It’s quilted using a blown-up, much less well-controlled version of the “Flourish” design from the book Step-by-Step Free Motion Quilting by Christina Cameli (thanks Mom). The center is quilted using two similar light yellow cotton threads (because I didn’t have enough of one for the whole thing), while the borders (roughly) are quilted using a light blue (I had about 18″ left on the spool when I finished—talk about cutting it close). The bobbins are a mix of yellow and whatever light beige I had on hand in quantity. I used up the last of the yellow blender and a few more cut pieces as binding, finished by machine.

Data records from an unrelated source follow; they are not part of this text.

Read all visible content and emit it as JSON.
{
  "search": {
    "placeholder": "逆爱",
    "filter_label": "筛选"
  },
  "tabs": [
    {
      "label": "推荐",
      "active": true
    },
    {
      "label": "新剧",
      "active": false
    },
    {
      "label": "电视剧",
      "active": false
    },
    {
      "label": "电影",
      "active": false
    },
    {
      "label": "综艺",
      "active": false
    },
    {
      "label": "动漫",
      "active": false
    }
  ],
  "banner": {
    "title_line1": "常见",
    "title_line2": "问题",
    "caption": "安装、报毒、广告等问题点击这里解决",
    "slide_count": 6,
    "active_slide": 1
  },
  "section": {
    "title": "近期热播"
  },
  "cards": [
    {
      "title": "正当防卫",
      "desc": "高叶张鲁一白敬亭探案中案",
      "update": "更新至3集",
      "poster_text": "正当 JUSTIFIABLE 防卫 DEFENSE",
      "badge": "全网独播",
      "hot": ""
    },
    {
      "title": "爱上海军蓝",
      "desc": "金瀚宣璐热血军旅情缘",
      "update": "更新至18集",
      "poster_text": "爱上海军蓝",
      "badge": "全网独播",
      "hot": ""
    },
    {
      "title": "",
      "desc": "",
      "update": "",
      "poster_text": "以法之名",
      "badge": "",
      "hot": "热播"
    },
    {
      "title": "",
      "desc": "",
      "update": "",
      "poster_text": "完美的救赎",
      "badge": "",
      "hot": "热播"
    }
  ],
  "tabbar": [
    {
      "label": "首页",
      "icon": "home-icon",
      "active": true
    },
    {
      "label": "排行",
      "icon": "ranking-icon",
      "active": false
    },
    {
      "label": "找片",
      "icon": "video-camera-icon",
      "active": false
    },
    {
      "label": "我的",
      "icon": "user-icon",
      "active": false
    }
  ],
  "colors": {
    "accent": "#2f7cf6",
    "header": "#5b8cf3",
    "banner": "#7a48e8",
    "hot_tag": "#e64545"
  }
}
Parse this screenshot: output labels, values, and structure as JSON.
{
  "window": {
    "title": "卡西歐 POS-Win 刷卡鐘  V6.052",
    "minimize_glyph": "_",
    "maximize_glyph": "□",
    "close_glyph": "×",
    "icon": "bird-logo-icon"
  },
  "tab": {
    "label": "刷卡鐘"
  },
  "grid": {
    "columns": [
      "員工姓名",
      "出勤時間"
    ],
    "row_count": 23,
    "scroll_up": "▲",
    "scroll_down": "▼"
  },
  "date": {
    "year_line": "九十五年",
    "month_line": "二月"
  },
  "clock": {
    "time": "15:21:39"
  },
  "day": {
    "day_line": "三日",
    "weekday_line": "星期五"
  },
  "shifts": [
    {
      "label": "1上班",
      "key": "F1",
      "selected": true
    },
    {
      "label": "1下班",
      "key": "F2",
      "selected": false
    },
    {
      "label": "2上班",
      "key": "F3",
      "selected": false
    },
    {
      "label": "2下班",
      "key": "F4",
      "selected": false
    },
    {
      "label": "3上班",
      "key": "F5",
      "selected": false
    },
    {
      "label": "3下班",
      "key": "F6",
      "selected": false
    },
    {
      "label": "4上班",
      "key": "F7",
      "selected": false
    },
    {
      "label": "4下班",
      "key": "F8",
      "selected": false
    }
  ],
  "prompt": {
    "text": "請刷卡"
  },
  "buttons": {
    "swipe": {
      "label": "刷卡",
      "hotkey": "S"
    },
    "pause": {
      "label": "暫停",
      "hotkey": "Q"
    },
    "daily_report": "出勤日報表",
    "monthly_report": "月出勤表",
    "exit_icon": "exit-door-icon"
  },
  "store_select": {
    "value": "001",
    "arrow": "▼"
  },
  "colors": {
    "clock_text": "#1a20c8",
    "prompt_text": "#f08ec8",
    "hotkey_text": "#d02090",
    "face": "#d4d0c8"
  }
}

Five years and 36 other quilts later, it feels great to have a finished project made from those very first blocks along with a stash that is three yards of fabric (that aren’t my style) and a sheet lighter. A part of me looks at this and asks “could I have done something more edgy, more modern, more creative, more my style,” but another part is happy to have something that went from boxed in pieces to pieced and basted in under a week. There will always be another project to be more innovative with.
Now to decide if the quilt needs a home or should stay at mine.
Wide borders and large sashing are easy ways to eat up fabric and make a larger quilt out of just a few blocks. Sashing can also help even out slightly different block sizes, such as was the case with my Altar Step blocks.
I like how this is turning out much more than I expected to.
More importantly than how the project is turning out, I want to take a minute to provide sponsor-free praise of Mary Ellen’s Best Press. I avoided buying it for many years, thinking cheaper box-store spray starch or sizing was perfectly fine. Curiosity got the best of me recently, and I’m convinced I’ll never buy anything else again.
Piecing these slightly wonky, flimsy fabric-made blocks has been amazingly painless after using Best Press. It really does make an incredible amount of difference. I don’t want to say it will magically solve all problems—such as the poor technique of a beginning quilter—but let’s just say it’s well on its way to being a scientific theory from this data set of one.
Once upon a time (circa 2010), a young woman decided that she should start quilting. Rather than design a simple project—or better yet, follow a simple pattern—she went a little crazy and pronounced that she would make a huge quilt in the span of a few months as a wedding present to a cousin. It was a dismal plan all around, and needless to say, that first project is still unfinished.
In the present time, a slightly less young woman has grown wiser with age and is tired of half-finished (or less) projects cluttering up her studio-cum-master-closet (and asking “what on Earth were you thinking, younger self!?!?”).
That wiser woman knows finishing it to the original vision is never going to happen, nor does she want to even try.
So, while she ponders what to do with ten blocks, a million little cut-out pieces, and three uncut yards of coordinating fabric, you’re left reading a blog post written about herself in the third person, all for the purpose of describing one photo that should have just gone on Instagram.
It’s dangerous work, delving into the dark recesses of the unfinished object pile.
Anyone want a bunch of tiny squares and trapezoids of questionable-quality fabric, possibly pre-washed?